"It's inappropriate for a diplomatic mission to engage in such negative political propaganda," stated the official Twitter account of Egypt's presidency in reply to the US Embassy in Cairo.
“Making fun of the president’s hats and less than fluent English? That was my entire career for eight years,” Stewart said in the episode, in a nod to former US President George W. Bush, frequently a target of Stewart's ridicule.
Stewart followed with a stream of clips of him making jokes about current US President Barack Obama, "whom we supposedly like."
He added, "Without Bassem and all those journalists, and bloggers, and brave protesters who took to Tahrir square to voice dissent, you, President Morsy, would not be in a position to repress them. For someone who spent time in jail yourself under Mubarak, you seem awfully eager to send other people there for the same non-crimes, and just like you, they will only emerge from prison stronger and more determined."
Youssef was recently interrogated on charges of insulting the president and Islam and released on LE15,000 bail.
The Daily Show host Jon Stewart dedicated 10 minutes of his show to defend his "friend and brother" Bassem Youssef, host of Egypt's Al Bernameg show after he was arrested on charges of insulting President Mohamed Morsy, inciting public anger against the president, contempt for Islam and publishing lies.
Sometimes known as the Egyptian version of popular American comedian Jon Stewart, Youssef was released on LE15,000 bail after reporting to the Public Prosecution’s office.
After poking fun and critcizing Morsy, Jon Stewart had the following message to Egypt's president:
“Without Bassem and all those journalists, bloggers, and brave protesters who took to Tahrir square to voice dissent, you, President Morsy, would not be in a position to repress them. For someone who spent jail yourself under Mubarak, you seem awfully eager to spend other people there for the same non-crimes, and just like you, they will only emerge from prison stronger and more determined.”
Egypt's twittersphere was treated to a laugh when Prime Minister Hesham Qandil's twitter account stated that "Doctor Smurf prescribes cakes, pies and smurfberries as part of a healthy diet."
The tweet is assumed to be an automated message from a SmurfApp that was authorized to post using his Twitter account. It was quickly deleted, but not before stirring up a multitude of jokes, in typical Egyptian fashion.
Shaimaa Aboul Kir, Committee to Protect Journalists Consultant who attended the investigations with Youssef reported through twitter that he was released on 15000 LE bail, 5000 for each of the three cases he faces with insulting religion and the president charges.
Political satirist and TV host Bassem Youssef had arrived Sunday for interrogations at the Public Prosecution’s office in downtown Cairo Sunday after being hit with an arrest warrant.

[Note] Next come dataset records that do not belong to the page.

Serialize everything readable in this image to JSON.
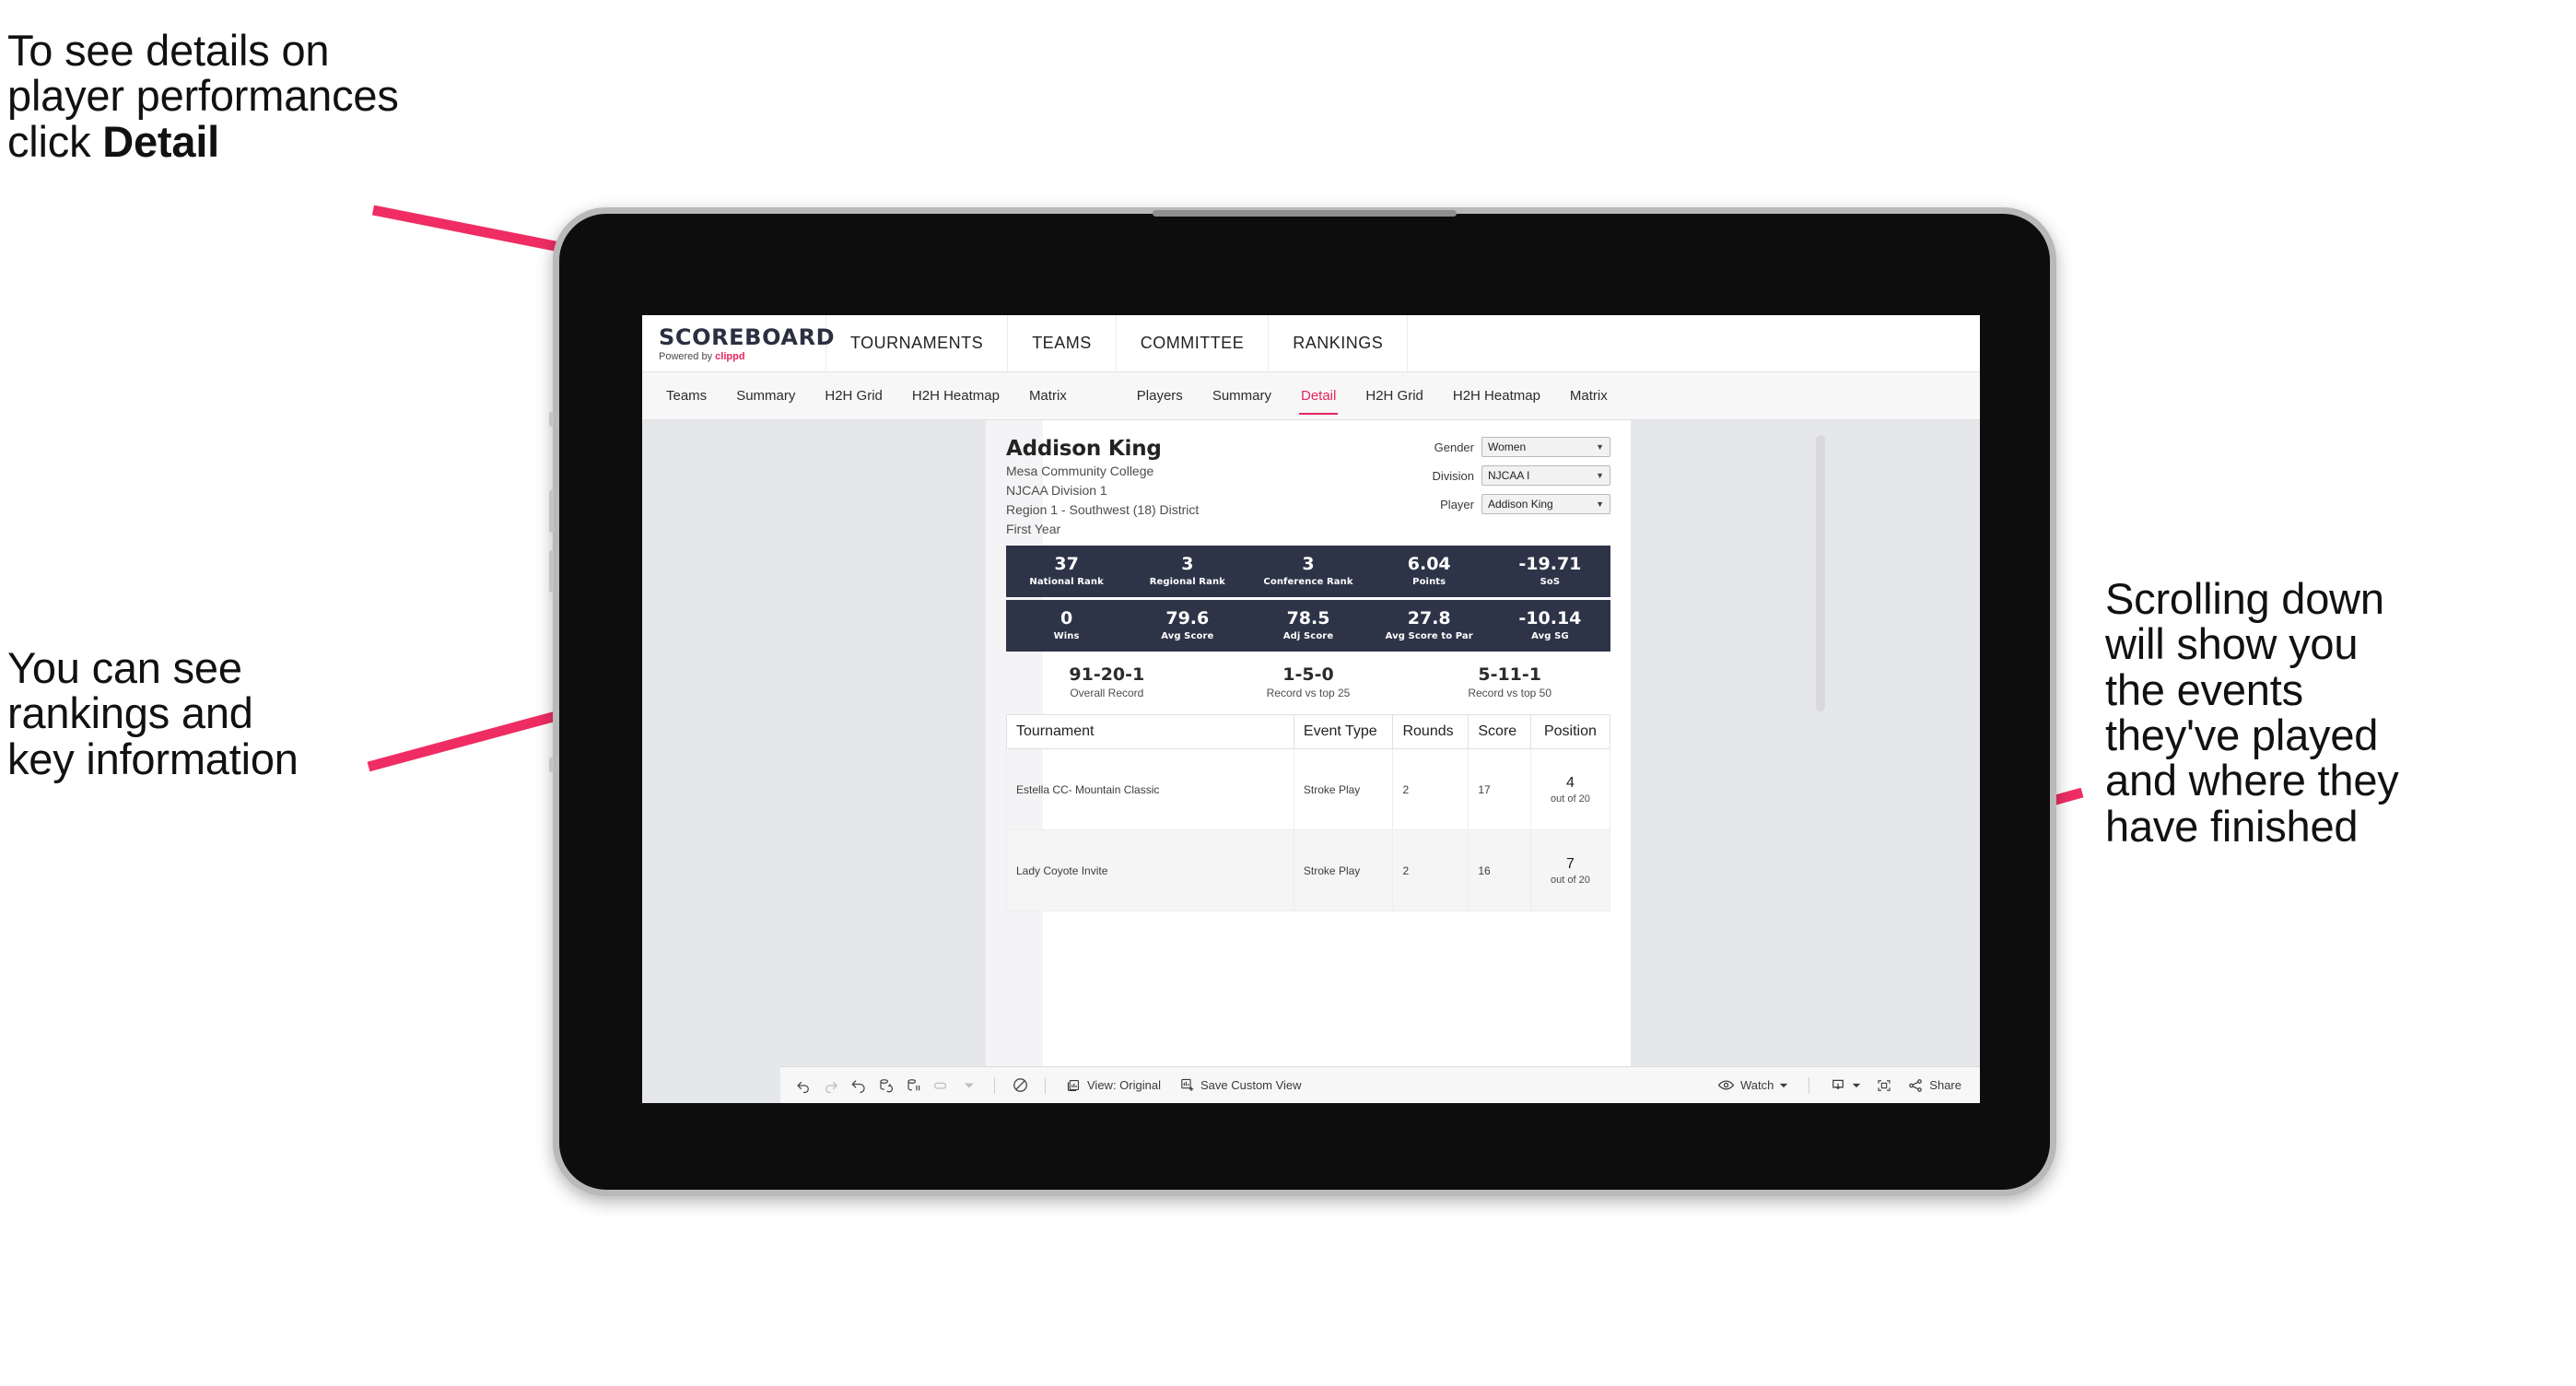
{
  "annotations": {
    "detail_hint": "To see details on\nplayer performances\nclick ",
    "detail_hint_bold": "Detail",
    "rankings_hint": "You can see\nrankings and\nkey information",
    "scroll_hint": "Scrolling down\nwill show you\nthe events\nthey've played\nand where they\nhave finished"
  },
  "colors": {
    "accent_pink": "#e8245c",
    "navy_band": "#2e3448",
    "screen_bg": "#e6e7ea",
    "arrow": "#ef2d63"
  },
  "app": {
    "logo": {
      "title": "SCOREBOARD",
      "powered_prefix": "Powered by ",
      "brand": "clippd"
    },
    "top_nav": [
      "TOURNAMENTS",
      "TEAMS",
      "COMMITTEE",
      "RANKINGS"
    ],
    "sub_nav_teams": [
      "Teams",
      "Summary",
      "H2H Grid",
      "H2H Heatmap",
      "Matrix"
    ],
    "sub_nav_players": [
      "Players",
      "Summary",
      "Detail",
      "H2H Grid",
      "H2H Heatmap",
      "Matrix"
    ],
    "sub_nav_active": "Detail"
  },
  "player": {
    "name": "Addison King",
    "school": "Mesa Community College",
    "division": "NJCAA Division 1",
    "region": "Region 1 - Southwest (18) District",
    "class_year": "First Year"
  },
  "filters": [
    {
      "label": "Gender",
      "value": "Women"
    },
    {
      "label": "Division",
      "value": "NJCAA I"
    },
    {
      "label": "Player",
      "value": "Addison King"
    }
  ],
  "stats_band_1": [
    {
      "value": "37",
      "label": "National Rank"
    },
    {
      "value": "3",
      "label": "Regional Rank"
    },
    {
      "value": "3",
      "label": "Conference Rank"
    },
    {
      "value": "6.04",
      "label": "Points"
    },
    {
      "value": "-19.71",
      "label": "SoS"
    }
  ],
  "stats_band_2": [
    {
      "value": "0",
      "label": "Wins"
    },
    {
      "value": "79.6",
      "label": "Avg Score"
    },
    {
      "value": "78.5",
      "label": "Adj Score"
    },
    {
      "value": "27.8",
      "label": "Avg Score to Par"
    },
    {
      "value": "-10.14",
      "label": "Avg SG"
    }
  ],
  "records": [
    {
      "value": "91-20-1",
      "label": "Overall Record"
    },
    {
      "value": "1-5-0",
      "label": "Record vs top 25"
    },
    {
      "value": "5-11-1",
      "label": "Record vs top 50"
    }
  ],
  "events_table": {
    "headers": [
      "Tournament",
      "Event Type",
      "Rounds",
      "Score",
      "Position"
    ],
    "rows": [
      {
        "tournament": "Estella CC- Mountain Classic",
        "event_type": "Stroke Play",
        "rounds": "2",
        "score": "17",
        "position": "4",
        "position_of": "out of 20"
      },
      {
        "tournament": "Lady Coyote Invite",
        "event_type": "Stroke Play",
        "rounds": "2",
        "score": "16",
        "position": "7",
        "position_of": "out of 20"
      }
    ]
  },
  "toolbar": {
    "view_label": "View: Original",
    "save_label": "Save Custom View",
    "watch_label": "Watch",
    "share_label": "Share"
  }
}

Youssef, host of the popular “al-Bernameg” show, is accused of insulting the president and contempt for Islam, among other charges.
Huge crowds of Youssef’s supporters have gathered around the office since the morning, and they chanted slogans in his support after he arrived, while social media users ridiculed the accusations, calling the investigation an "utter joke".
Youssef was seen wearing a large that he recently started wearing during his show, in jest of the hat that President Mohamed Morsy wore while being awarded the honorary doctorate degree in philosophy from Pakistan earlier this month. The hat was the subject of widespread ridicule among social media users.
The news about Youssef's case landed on the front pages of different online news portals including the BBC.
Bassem Youssef arrives at court.
Dozens protest at the High Court in solidarity with activist Alaa Abdelfattah and other activists after the prosecutor general issued official summons, arrest warrants and travel bans pursuant to investigations into charges that they were responsible for last week's violent clashes in Moqattam.
Activist Alaa Abdelfattah arrives at the High Court with his wife, Manal, and his son.